Summer Student Research Program is Inspiring the Next Generation of Physicians
True to its mission “to create a healthier Hawaii,” Hawaii Pacific Health is investing in the state's next generation of future physicians through its annual Summer Student Research Program.
Now in its 31st year, the program, better known as SSRP, provides college undergrads a rare backstage pass into the world of medicine.
“The whole idea of establishing (SSRP) was to give young people exposure to the medical field so they could make a decision if they wanted to pursue a career in medicine, because you don’t really know that much about medicine when you’re in college,” says Dr. Robert Kistner, a vascular surgeon at the Kistner Vein Clinic who was one of the founders of the program in 1986.
“We wanted to help students come into medicine, and through the years, this program has become very well organized and has turned into a very sophisticated research and education program,” he says.
Over the course of eight weeks, participants have the opportunity to conduct clinic research, shadow physicians, observe surgeries and other medical procedures, and visit Hawaii Pacific Health’s four medical centers – Kapiolani, Pali Momi, Straub, and Wilcox on Kauai.
Participants learn about the many different career paths medicine has to offer through talk-story sessions with physicians from various specialties, visits to medical facilities and other optional activities.
The program’s “life cycle of research” curriculum also offers participants a glimpse into the role of clinical research in the daily practice of medicine.
“We have the book work, we know medical terminology, but how do you know what you want to do when you haven’t done it yet, or you haven’t seen it yet? The shadowing opportunities, and the opportunities to casually talk with doctors and health administrators to get an insider’s view at what their life is like is so crucial,” says Jesse Woo, a 2017 research scholar from Creighton University.
“What’s so great about this program is that we meet so many different doctors – the wide breadth and getting to see so many different viewpoints into medicine is incredibly valuable,” seconds fellow Research Scholar Jordan Kondo from the University of Southern California.
Both 2013 graduates of Punahou School, Woo and Kondo learned about SSRP from former participants at their respective colleges. Listening to the once-in-a-lifetime experiences these past scholars took part in – from participating in hands-on clinical research projects to visiting the sacred lands of Kalaupapa – convinced the fledgling physicians-in-training that this program would put them leaps and bounds ahead of their peers in the medical profession.
“This program bridges the gap between amateur and professional, and instead offers a unique opportunity for undergraduates to find their passions to pursue medicine, not as an intern or an apprentice, but rather as an aspiring medical professional,” agrees Ryan Nakamura, a 2016 participant who is currently a senior at Whittier College in California.
“SSRP gave me the opportunity to delve into the intricacies of clinical research, surgical procedures and the everyday lives of practicing physicians,” elaborates Nakamura. “Over the course of this eight-week program, I grew tremendously as a scholar and as an aspiring physician.
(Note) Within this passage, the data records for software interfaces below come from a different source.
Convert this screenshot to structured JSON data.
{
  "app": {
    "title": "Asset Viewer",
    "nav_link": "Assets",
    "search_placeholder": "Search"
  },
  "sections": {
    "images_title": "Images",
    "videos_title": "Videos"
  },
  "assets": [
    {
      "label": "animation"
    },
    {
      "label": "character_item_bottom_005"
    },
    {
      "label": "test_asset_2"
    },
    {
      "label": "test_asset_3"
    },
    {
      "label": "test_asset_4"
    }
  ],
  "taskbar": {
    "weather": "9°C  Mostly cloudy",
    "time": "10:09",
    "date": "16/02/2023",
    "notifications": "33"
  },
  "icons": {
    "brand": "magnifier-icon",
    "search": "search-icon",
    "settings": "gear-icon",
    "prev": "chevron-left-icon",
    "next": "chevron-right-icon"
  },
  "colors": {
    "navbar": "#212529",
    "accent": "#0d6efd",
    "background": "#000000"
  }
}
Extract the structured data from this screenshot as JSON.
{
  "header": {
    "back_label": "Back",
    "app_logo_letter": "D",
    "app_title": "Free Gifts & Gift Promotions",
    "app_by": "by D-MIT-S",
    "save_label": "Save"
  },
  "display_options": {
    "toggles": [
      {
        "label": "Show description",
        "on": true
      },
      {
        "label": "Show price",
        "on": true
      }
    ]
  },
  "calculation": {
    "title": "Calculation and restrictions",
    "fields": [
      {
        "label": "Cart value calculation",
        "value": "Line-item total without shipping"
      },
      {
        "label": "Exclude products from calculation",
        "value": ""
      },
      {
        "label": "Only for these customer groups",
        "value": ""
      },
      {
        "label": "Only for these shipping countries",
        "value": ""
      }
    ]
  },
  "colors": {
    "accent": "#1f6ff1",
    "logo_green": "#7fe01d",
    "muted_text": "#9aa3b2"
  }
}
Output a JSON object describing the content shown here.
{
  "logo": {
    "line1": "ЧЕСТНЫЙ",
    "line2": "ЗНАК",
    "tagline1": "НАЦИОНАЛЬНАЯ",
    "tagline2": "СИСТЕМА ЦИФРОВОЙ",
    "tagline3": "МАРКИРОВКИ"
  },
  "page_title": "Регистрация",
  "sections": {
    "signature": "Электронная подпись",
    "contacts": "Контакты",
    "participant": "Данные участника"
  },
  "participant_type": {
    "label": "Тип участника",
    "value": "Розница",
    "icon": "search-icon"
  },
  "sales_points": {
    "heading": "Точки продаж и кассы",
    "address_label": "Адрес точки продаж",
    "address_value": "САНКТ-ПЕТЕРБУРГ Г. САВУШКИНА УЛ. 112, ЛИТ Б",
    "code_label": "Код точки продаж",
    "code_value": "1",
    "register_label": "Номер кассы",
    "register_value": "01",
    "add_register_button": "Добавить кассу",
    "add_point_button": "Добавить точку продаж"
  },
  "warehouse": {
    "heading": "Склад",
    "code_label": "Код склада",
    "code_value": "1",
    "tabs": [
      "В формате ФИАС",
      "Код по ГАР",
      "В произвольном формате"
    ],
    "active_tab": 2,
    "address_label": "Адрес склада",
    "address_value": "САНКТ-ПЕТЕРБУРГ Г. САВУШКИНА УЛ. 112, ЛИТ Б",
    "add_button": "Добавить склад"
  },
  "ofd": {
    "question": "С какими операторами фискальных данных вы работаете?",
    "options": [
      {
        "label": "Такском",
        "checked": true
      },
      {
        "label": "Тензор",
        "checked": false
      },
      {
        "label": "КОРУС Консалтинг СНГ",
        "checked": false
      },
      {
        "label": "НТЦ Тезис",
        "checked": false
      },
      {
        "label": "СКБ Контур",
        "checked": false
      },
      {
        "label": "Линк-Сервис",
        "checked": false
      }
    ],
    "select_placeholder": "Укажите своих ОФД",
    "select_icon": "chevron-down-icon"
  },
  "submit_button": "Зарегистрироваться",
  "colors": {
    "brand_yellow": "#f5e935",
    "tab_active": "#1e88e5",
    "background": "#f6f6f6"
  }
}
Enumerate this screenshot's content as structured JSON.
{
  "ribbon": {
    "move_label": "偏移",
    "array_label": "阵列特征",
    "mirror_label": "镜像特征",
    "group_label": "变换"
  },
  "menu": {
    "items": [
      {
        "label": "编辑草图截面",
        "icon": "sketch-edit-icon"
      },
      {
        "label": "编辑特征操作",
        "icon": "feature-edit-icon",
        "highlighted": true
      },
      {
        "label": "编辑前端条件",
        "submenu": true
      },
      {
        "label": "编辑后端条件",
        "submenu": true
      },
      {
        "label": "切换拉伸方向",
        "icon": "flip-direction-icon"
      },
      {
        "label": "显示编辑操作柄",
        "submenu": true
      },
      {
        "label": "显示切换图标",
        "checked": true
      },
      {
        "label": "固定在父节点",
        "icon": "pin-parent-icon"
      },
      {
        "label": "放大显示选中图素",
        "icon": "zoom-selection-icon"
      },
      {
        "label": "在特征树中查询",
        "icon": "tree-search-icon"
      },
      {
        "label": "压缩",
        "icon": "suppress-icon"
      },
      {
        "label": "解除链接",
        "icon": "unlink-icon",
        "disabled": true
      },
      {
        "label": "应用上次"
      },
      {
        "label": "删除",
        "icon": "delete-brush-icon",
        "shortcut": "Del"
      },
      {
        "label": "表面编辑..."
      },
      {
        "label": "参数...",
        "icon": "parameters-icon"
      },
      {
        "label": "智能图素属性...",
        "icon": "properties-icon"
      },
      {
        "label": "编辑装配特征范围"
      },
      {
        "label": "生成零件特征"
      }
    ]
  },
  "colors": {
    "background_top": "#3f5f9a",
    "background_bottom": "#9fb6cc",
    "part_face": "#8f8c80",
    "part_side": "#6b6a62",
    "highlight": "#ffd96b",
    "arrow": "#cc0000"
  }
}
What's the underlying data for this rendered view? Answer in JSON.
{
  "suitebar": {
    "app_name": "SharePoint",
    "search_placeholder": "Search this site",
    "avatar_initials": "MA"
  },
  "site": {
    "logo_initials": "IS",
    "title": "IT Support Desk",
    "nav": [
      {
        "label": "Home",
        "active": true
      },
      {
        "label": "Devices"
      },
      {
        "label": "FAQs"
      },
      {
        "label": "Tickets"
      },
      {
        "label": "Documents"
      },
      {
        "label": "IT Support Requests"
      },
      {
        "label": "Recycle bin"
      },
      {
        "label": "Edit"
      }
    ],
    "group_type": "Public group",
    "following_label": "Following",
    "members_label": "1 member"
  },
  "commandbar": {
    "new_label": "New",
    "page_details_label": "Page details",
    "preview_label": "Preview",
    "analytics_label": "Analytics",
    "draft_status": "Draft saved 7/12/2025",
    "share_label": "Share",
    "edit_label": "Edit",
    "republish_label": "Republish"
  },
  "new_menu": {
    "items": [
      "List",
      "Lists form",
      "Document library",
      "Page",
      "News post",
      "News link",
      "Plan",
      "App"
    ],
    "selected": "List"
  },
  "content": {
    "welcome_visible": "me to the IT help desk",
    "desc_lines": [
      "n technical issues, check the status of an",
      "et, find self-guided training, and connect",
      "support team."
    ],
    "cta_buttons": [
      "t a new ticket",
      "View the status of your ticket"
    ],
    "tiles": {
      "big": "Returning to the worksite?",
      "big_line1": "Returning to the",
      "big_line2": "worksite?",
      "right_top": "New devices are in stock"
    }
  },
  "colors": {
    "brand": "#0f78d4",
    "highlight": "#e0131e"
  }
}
I made meaningful connections with numerous medical professionals and learned to appreciate the art in medicine. This program is a tight-knit community, and I am so thankful for the many opportunities that I was graced with last year.”
To date, more than 320 students have completed the program. Of those graduates, 85 percent of recent alumni have been admitted to medical and research programs at prestigious institutions nationwide, and several have returned home to practice in Hawaii.
“I always knew I wanted to be a physician, but my experience in SSRP helped me understand the different specialties of orthopedics and ways I could help the athlete,” says Dr. Justin Young, a sports medicine physician at Straub Medical Center who went through the SSRP process first-hand in 2002 as a pre-med student at the University of Hawaii at Manoa.
“As a pre-med student, you don’t have any real opportunities for an internship. You can work in a doctor’s office, but at the college level, there’s no real internships available to you,” Young says. “This program is one of the closet things you can get – it’s comprehensive and gives you more experience than your class work. SSRP is a good introduction to a large health care system and helps the scholars create a foundation in their medical careers.”
Through investing in the future careers of its student research scholars, Hawaii Pacific Health also is placing an investment into the future of health care in the islands.
“There is a shortage of roughly 600 physicians in Hawaii – about 20 percent of the workforce – and this program is one way that we’re working to help solve this problem – by introducing bright, young students to a career in medicine,” says Dr. Ken Robbins, executive vice president and chief medical officer of Hawaii Pacific Health.
“It shows Hawaii Pacific Health’s commitment to stewarding the health of Hawaii when we get to speak with CEO and President Ray Vara or chief medical officers like Kenneth Robbins – for us, it’s really valuable to see what it’s like at the administrative level and how they see moving and progressing health care forward. It’s a vision that we get excited about, seeing ourselves down the line as part of Hawaii Pacific Health,” says Kondo.
“In 10 years, I really hope to be working with Hawaii Pacific Health. This program has really opened my eyes,” Kondo says. “We’re very grateful for the investment that Hawaii Pacific Health commits to this program. It’s something we’ll remember, and we hope to pay it forward.”
Published on: July 20, 2017